What I have heard recently from sources that are not necessarily to be trusted, is that different companies are working on different roads. Yay diversity? Or, alas, chaos? Again, I do sincerely hope there is some sort of agreement in planning.
Another interesting road-related phenomenon is the scraping of the roads. I understand that you need to scrape around 20 centimeters of the asphalt when renovating the road, so you can basically put on a fresh, 'even' layer later on. I have seen an aesthetically intriguing, but practically troubling, scraping of some of the smaller roads - specifically ones that feed into living quarters. It happened to be that some cars were parked during the process, and the scraping machines, though intended to scrape in straight lines, had to curve around the cars and continue with their task. What my Dad told me yesterday is that there is probably no intention of getting rid of that island of old asphalt under hundreds of parked cars. The end result will be a new road with car-wide uneven patches on the sides. Now of course, the new yellow and white lines will make everything look better, so no need to worry, for car tires will be just fine.
Just a side, less important question - WHY DIDN'T THEY ASK PEOPLE TO MOVE THEIR CARS?

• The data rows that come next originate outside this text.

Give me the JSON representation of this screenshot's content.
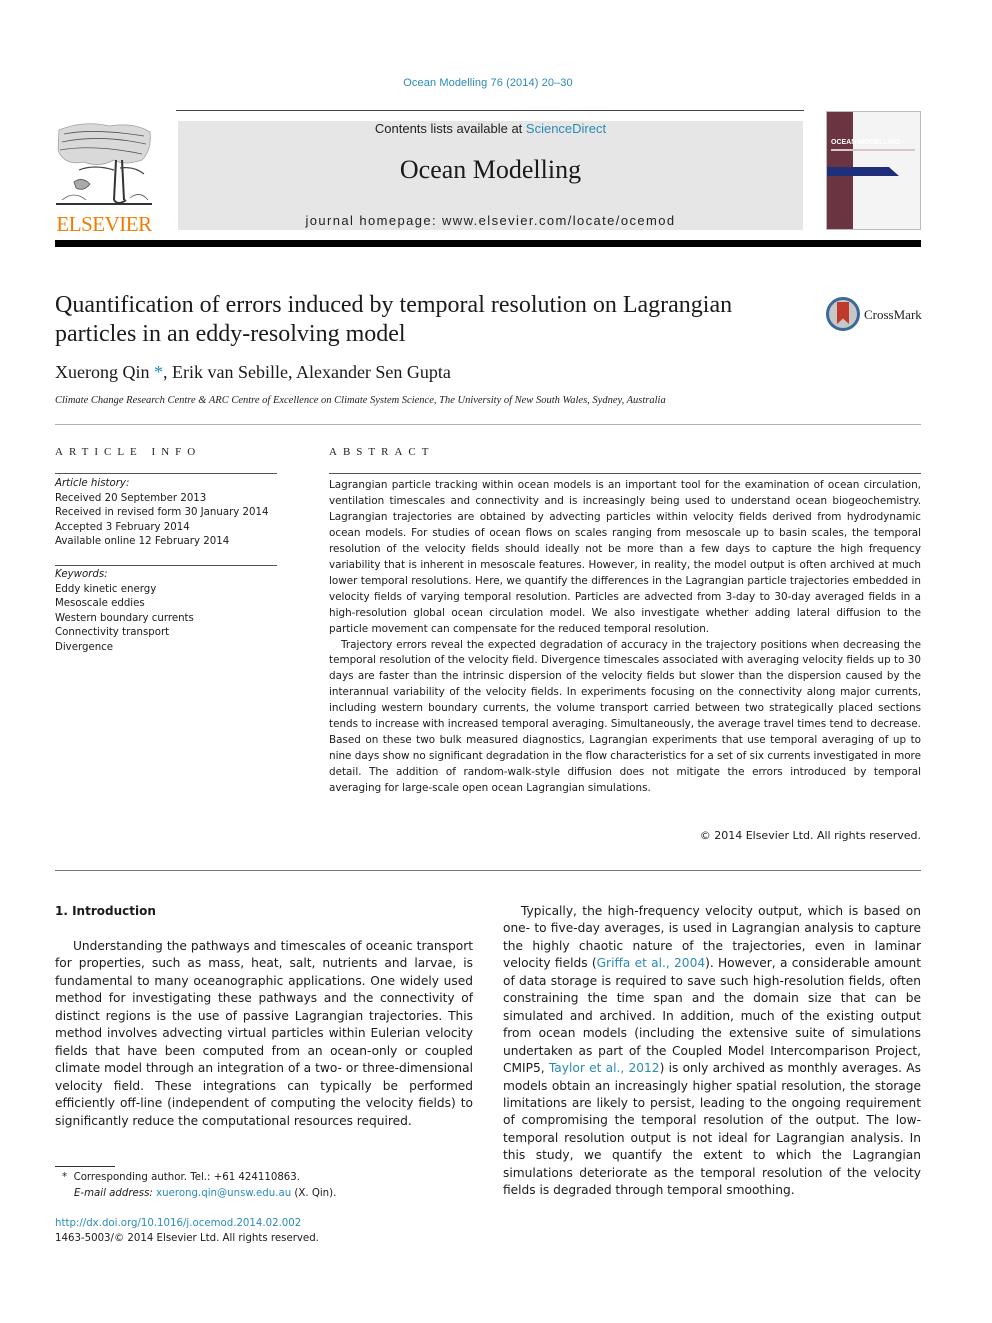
{
  "header": {
    "journal_ref": "Ocean Modelling 76 (2014) 20–30",
    "contents_prefix": "Contents lists available at ",
    "contents_link": "ScienceDirect",
    "journal_title": "Ocean Modelling",
    "homepage": "journal homepage: www.elsevier.com/locate/ocemod",
    "publisher_word": "ELSEVIER",
    "cover_title": "OCEAN MODELLING",
    "accent_color": "#2a8ab8",
    "publisher_color": "#f07c00"
  },
  "article": {
    "title": "Quantification of errors induced by temporal resolution on Lagrangian particles in an eddy-resolving model",
    "crossmark_label": "CrossMark",
    "authors": {
      "first": "Xuerong Qin",
      "first_mark": "*",
      "rest": ", Erik van Sebille, Alexander Sen Gupta"
    },
    "affiliation": "Climate Change Research Centre & ARC Centre of Excellence on Climate System Science, The University of New South Wales, Sydney, Australia"
  },
  "article_info": {
    "heading": "ARTICLE INFO",
    "history_label": "Article history:",
    "history": [
      "Received 20 September 2013",
      "Received in revised form 30 January 2014",
      "Accepted 3 February 2014",
      "Available online 12 February 2014"
    ],
    "keywords_label": "Keywords:",
    "keywords": [
      "Eddy kinetic energy",
      "Mesoscale eddies",
      "Western boundary currents",
      "Connectivity transport",
      "Divergence"
    ]
  },
  "abstract": {
    "heading": "ABSTRACT",
    "paragraphs": [
      "Lagrangian particle tracking within ocean models is an important tool for the examination of ocean circulation, ventilation timescales and connectivity and is increasingly being used to understand ocean biogeochemistry. Lagrangian trajectories are obtained by advecting particles within velocity fields derived from hydrodynamic ocean models. For studies of ocean flows on scales ranging from mesoscale up to basin scales, the temporal resolution of the velocity fields should ideally not be more than a few days to capture the high frequency variability that is inherent in mesoscale features. However, in reality, the model output is often archived at much lower temporal resolutions. Here, we quantify the differences in the Lagrangian particle trajectories embedded in velocity fields of varying temporal resolution. Particles are advected from 3-day to 30-day averaged fields in a high-resolution global ocean circulation model. We also investigate whether adding lateral diffusion to the particle movement can compensate for the reduced temporal resolution.",
      "Trajectory errors reveal the expected degradation of accuracy in the trajectory positions when decreasing the temporal resolution of the velocity field. Divergence timescales associated with averaging velocity fields up to 30 days are faster than the intrinsic dispersion of the velocity fields but slower than the dispersion caused by the interannual variability of the velocity fields. In experiments focusing on the connectivity along major currents, including western boundary currents, the volume transport carried between two strategically placed sections tends to increase with increased temporal averaging. Simultaneously, the average travel times tend to decrease. Based on these two bulk measured diagnostics, Lagrangian experiments that use temporal averaging of up to nine days show no significant degradation in the flow characteristics for a set of six currents investigated in more detail. The addition of random-walk-style diffusion does not mitigate the errors introduced by temporal averaging for large-scale open ocean Lagrangian simulations."
    ],
    "copyright": "© 2014 Elsevier Ltd. All rights reserved."
  },
  "body": {
    "section_heading": "1. Introduction",
    "left_paragraph": "Understanding the pathways and timescales of oceanic transport for properties, such as mass, heat, salt, nutrients and larvae, is fundamental to many oceanographic applications. One widely used method for investigating these pathways and the connectivity of distinct regions is the use of passive Lagrangian trajectories. This method involves advecting virtual particles within Eulerian velocity fields that have been computed from an ocean-only or coupled climate model through an integration of a two- or three-dimensional velocity field. These integrations can typically be performed efficiently off-line (independent of computing the velocity fields) to significantly reduce the computational resources required.",
    "right_paragraph": {
      "part1": "Typically, the high-frequency velocity output, which is based on one- to five-day averages, is used in Lagrangian analysis to capture the highly chaotic nature of the trajectories, even in laminar velocity fields (",
      "cite1": "Griffa et al., 2004",
      "part2": "). However, a considerable amount of data storage is required to save such high-resolution fields, often constraining the time span and the domain size that can be simulated and archived. In addition, much of the existing output from ocean models (including the extensive suite of simulations undertaken as part of the Coupled Model Intercomparison Project, CMIP5, ",
      "cite2": "Taylor et al., 2012",
      "part3": ") is only archived as monthly averages. As models obtain an increasingly higher spatial resolution, the storage limitations are likely to persist, leading to the ongoing requirement of compromising the temporal resolution of the output. The low-temporal resolution output is not ideal for Lagrangian analysis. In this study, we quantify the extent to which the Lagrangian simulations deteriorate as the temporal resolution of the velocity fields is degraded through temporal smoothing."
    }
  },
  "footnotes": {
    "marker": "*",
    "corresponding": "Corresponding author. Tel.: +61 424110863.",
    "email_label": "E-mail address: ",
    "email": "xuerong.qin@unsw.edu.au",
    "email_suffix": " (X. Qin).",
    "doi": "http://dx.doi.org/10.1016/j.ocemod.2014.02.002",
    "issn_line": "1463-5003/© 2014 Elsevier Ltd. All rights reserved."
  }
}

I am amused because I find myself writing with the enthusiasm of a driver... but passengers can feel the road too!
Posted by Bedouinette at 10:42 PM